Available records Block Start
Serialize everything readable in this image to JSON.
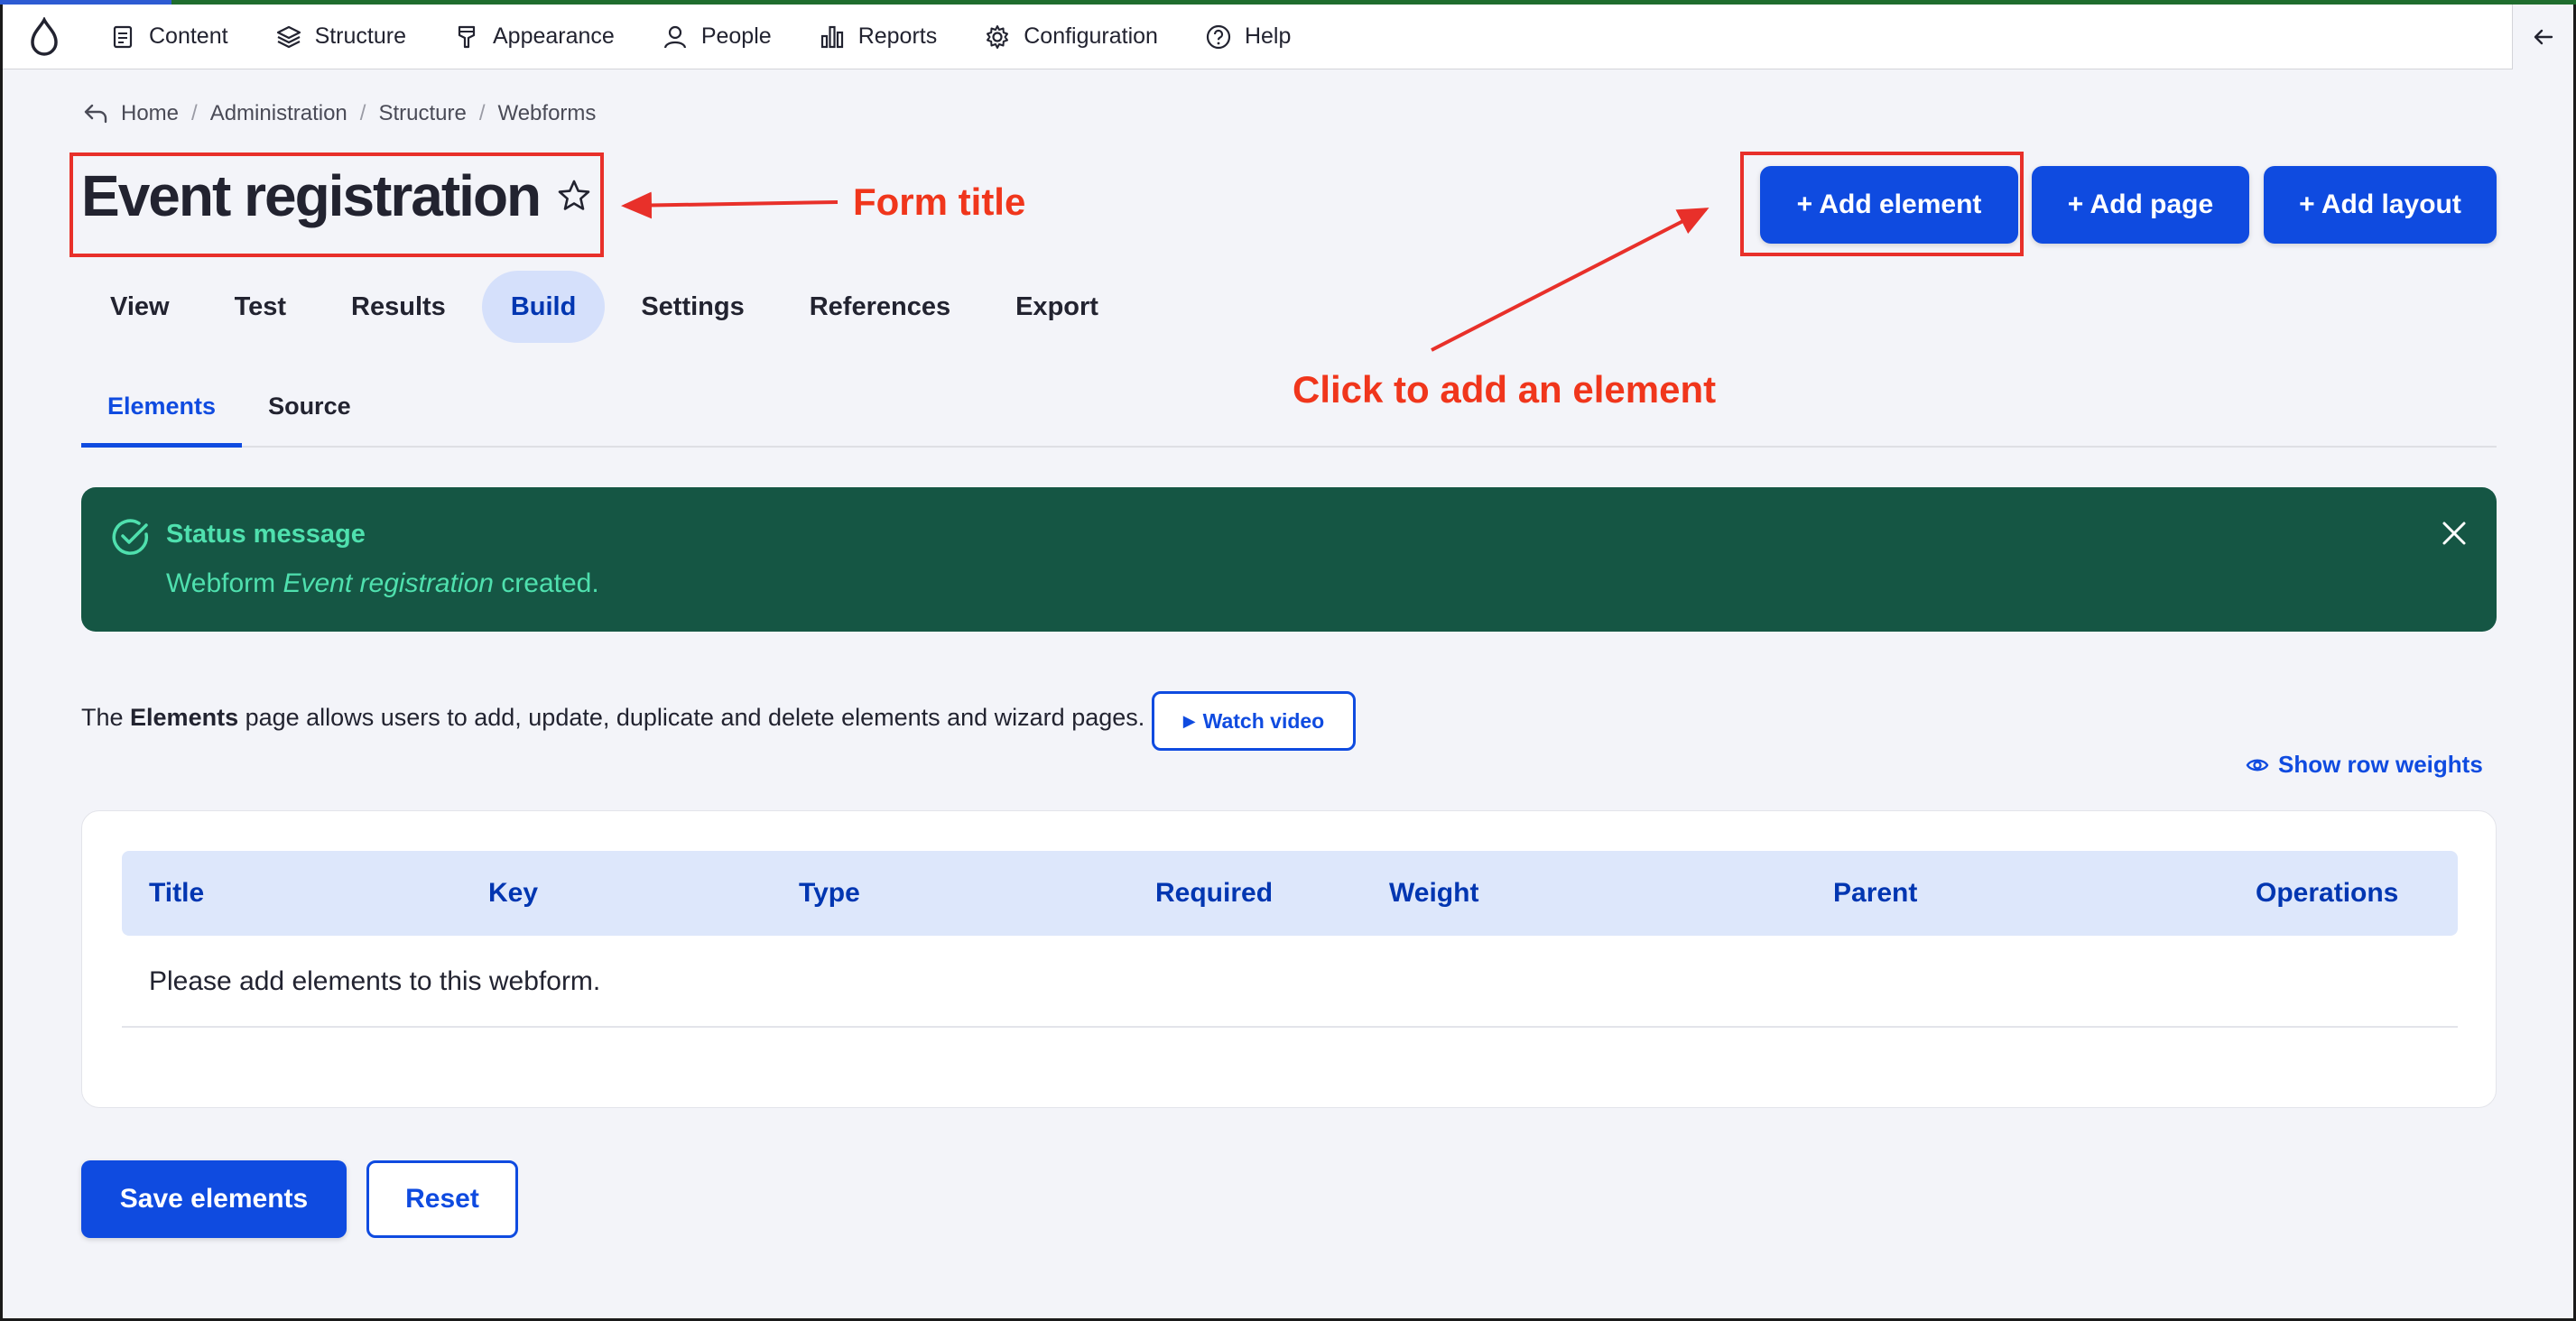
{
  "toolbar": {
    "items": [
      {
        "label": "Content",
        "icon": "content-icon"
      },
      {
        "label": "Structure",
        "icon": "structure-icon"
      },
      {
        "label": "Appearance",
        "icon": "appearance-icon"
      },
      {
        "label": "People",
        "icon": "people-icon"
      },
      {
        "label": "Reports",
        "icon": "reports-icon"
      },
      {
        "label": "Configuration",
        "icon": "gear-icon"
      },
      {
        "label": "Help",
        "icon": "help-icon"
      }
    ]
  },
  "breadcrumb": [
    "Home",
    "Administration",
    "Structure",
    "Webforms"
  ],
  "page": {
    "title": "Event registration"
  },
  "annotations": {
    "form_title": "Form title",
    "add_element": "Click to add an element",
    "color": "#f0361c"
  },
  "actions": {
    "add_element": "+ Add element",
    "add_page": "+ Add page",
    "add_layout": "+ Add layout"
  },
  "primary_tabs": [
    "View",
    "Test",
    "Results",
    "Build",
    "Settings",
    "References",
    "Export"
  ],
  "primary_tab_active": "Build",
  "secondary_tabs": [
    "Elements",
    "Source"
  ],
  "status": {
    "title": "Status message",
    "body_prefix": "Webform ",
    "body_em": "Event registration",
    "body_suffix": " created.",
    "bg_color": "#155644",
    "text_color": "#4fe0ae"
  },
  "description": {
    "prefix": "The ",
    "bold": "Elements",
    "suffix": " page allows users to add, update, duplicate and delete elements and wizard pages.",
    "video_button": "Watch video"
  },
  "row_weights_link": "Show row weights",
  "table": {
    "columns": [
      "Title",
      "Key",
      "Type",
      "Required",
      "Weight",
      "Parent",
      "Operations"
    ],
    "empty_message": "Please add elements to this webform."
  },
  "footer": {
    "save": "Save elements",
    "reset": "Reset"
  },
  "colors": {
    "accent": "#0f4be0",
    "accent_dark": "#0036b1"
  }
}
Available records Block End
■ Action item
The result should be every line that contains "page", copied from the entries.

■ Written response
  "page": {
    "add_page": "+ Add page",
    "suffix": " page allows users to add, update, duplicate and delete elements and wizard pages.",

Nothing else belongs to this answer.